Lots of people in the ace community choose not to come out because their sexuality can be so confusing to others. An ace person can enjoy sex, but typically won’t be attracted to their partner. They can have relationships, fall in love, conceive children, and even have sexual libido - or none of those things - and still be ace. Some of them enjoy cuddling and being close to another person. Some find the thought of sex repulsive, some are indifferent to it, and a few are into it. 

Asexuality is such a broad classification that it doesn’t necessarily mean the same thing for any two people. The only real authority on what anyone’s sexuality means is that person. If you have an ace friend or partner and want to understand them better, don’t try to play sex detective and find the perfect label for them. Instead, focus on having respectful conversations and paying attention to their words and actions.


Do Asexual People Masturbate?
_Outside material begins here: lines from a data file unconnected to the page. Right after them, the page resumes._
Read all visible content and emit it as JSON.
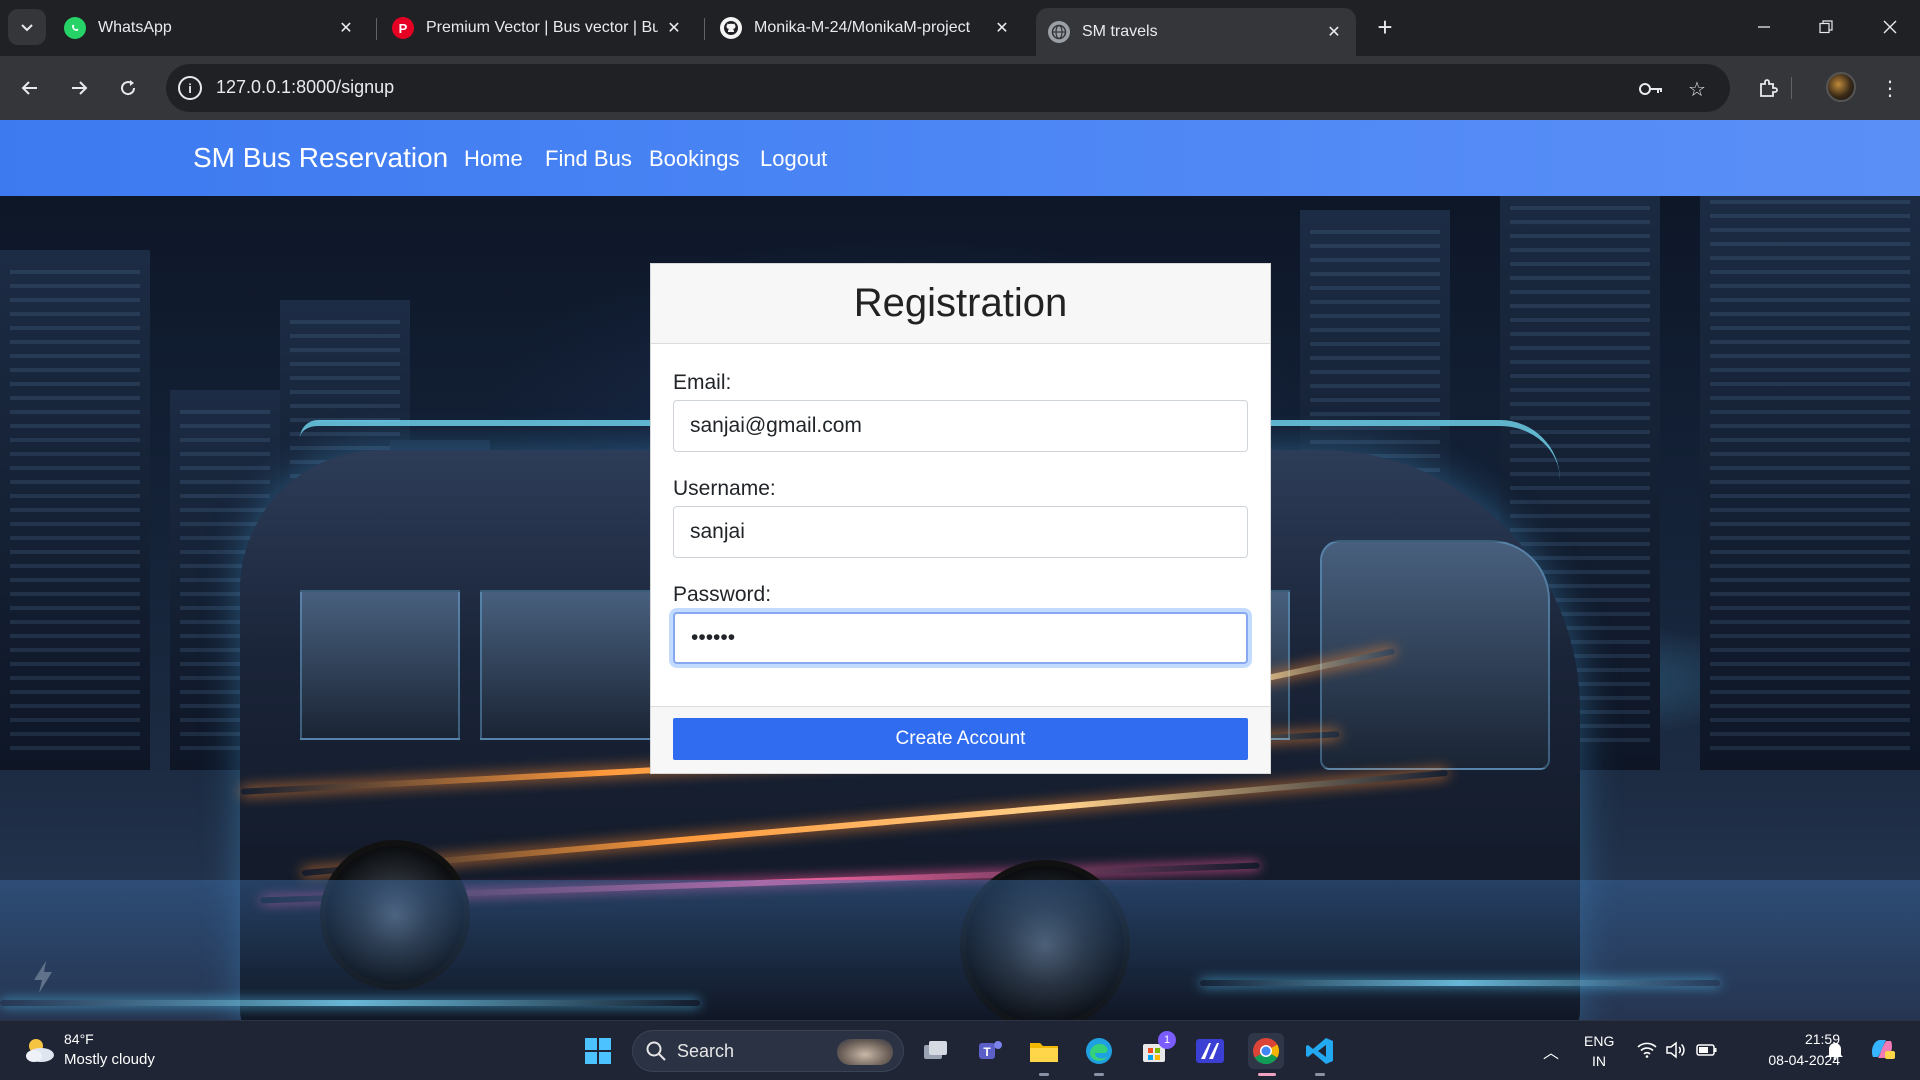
{
  "browser": {
    "tabs": [
      {
        "title": "WhatsApp",
        "active": false,
        "favicon": "whatsapp-icon"
      },
      {
        "title": "Premium Vector | Bus vector | Bus",
        "active": false,
        "favicon": "pinterest-icon"
      },
      {
        "title": "Monika-M-24/MonikaM-project",
        "active": false,
        "favicon": "github-icon"
      },
      {
        "title": "SM travels",
        "active": true,
        "favicon": "globe-icon"
      }
    ],
    "url": "127.0.0.1:8000/signup"
  },
  "site": {
    "brand": "SM Bus Reservation",
    "nav": [
      "Home",
      "Find Bus",
      "Bookings",
      "Logout"
    ]
  },
  "form": {
    "title": "Registration",
    "email_label": "Email:",
    "email_value": "sanjai@gmail.com",
    "username_label": "Username:",
    "username_value": "sanjai",
    "password_label": "Password:",
    "password_value": "••••••",
    "submit_label": "Create Account"
  },
  "taskbar": {
    "weather_temp": "84°F",
    "weather_desc": "Mostly cloudy",
    "search_label": "Search",
    "lang_line1": "ENG",
    "lang_line2": "IN",
    "time": "21:59",
    "date": "08-04-2024",
    "store_badge": "1"
  },
  "colors": {
    "navbar": "#4b82f3",
    "button": "#2f6cf0",
    "chrome_dark": "#202124"
  }
}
Masturbation is different for asexuals than it is for other people, but some research shows that more than half of them make time for self-pleasure at least once a month. However, they don’t fantasize about other people in the same way that non-ace people do. 

It’s hard to make any statements that apply to all asexuals, but for the most part, asexual masturbation isn’t about imagining themselves having sex with someone else. In fact, many asexuals don’t fantasize at all when they masturbate and do it as an act of self-love or in response to arousal. 

This arousal can be random, come from a fetish, or even from watching porn and being turned on by the act of sex. The difference is that the idea of sex or a certain sexual trigger can be arousing to them, but not the idea of them participating in sex. Whereas a non-ace person typically imagines themselves having sex with a pornstar or other person, that kind of sexual fantasy doesn’t appeal to an ace person. 

Still, it’s critical to note that none of this applies to every ace person. Each person has a unique sexuality that can’t be jammed into a perfect-fitting label, so it’s best not to make any assumptions. 

Misconceptions, Myths, and Awkward Questions

For non-ace people, the idea of asexuality can be mind-blowing. Here are a few common myths and misconceptions that can help you better understand the ace people in your life without asking invasive questions. 

Fair warning, though, for most of the questions, the answer is yes and no. 

Do Asexuals Have a Sexuality?

This is a tricky question. Some don’t consider themselves to have a sexuality and some do. For academic purposes, we treat it as a sexuality, but if an ace person says they don’t have a sexuality, they don’t. 

Are Ace People Queer or LBGTQ+?

Some asexuals identify as queer or LBGTQ+, but some don’t. There are so many shades of asexuality that some ace people feel like they fit those labels. Romantic asexuals, for example, can be homoromantic, panromantic, heteroromantic, biromantic, or other. 

Do Asexuals Have Sex?

Asexuals might have sex to experiment, please their partner, because they feel pressured, or simply because it feels good. An asexual person doesn’t experience attraction to human sex organs or bodies, but they can still experience sexual pleasure in whatever way is comfortable for them. 

Do Asexuals Have Libido? 

Many asexuals do have libido and will feel the urge to meet their sexual needs either randomly or in response to certain stimuli. The desire that often leads to libido just doesn’t come from the appearance of other people. 

Things to Remember

Asexuality can seem bizarre to non-ace people, but in principle, it’s not so different than other forms of human sexuality. Ace people don’t choose to be ace - they’re born with their sexuality like we all are. 

However, ace people are surrounded by a culture obsessed with partnered sex and human attraction that they can’t relate to. This can make them feel isolated, insecure, or unwilling to share their sexuality with others, but it doesn’t make them any less human. 

It’s important to recognize their perspective and to understand that sex is a human aspect we all experience differently - or in some cases, not at all.

Aliyah Moore
Certified Sex Therapist, Sex Expert, Writer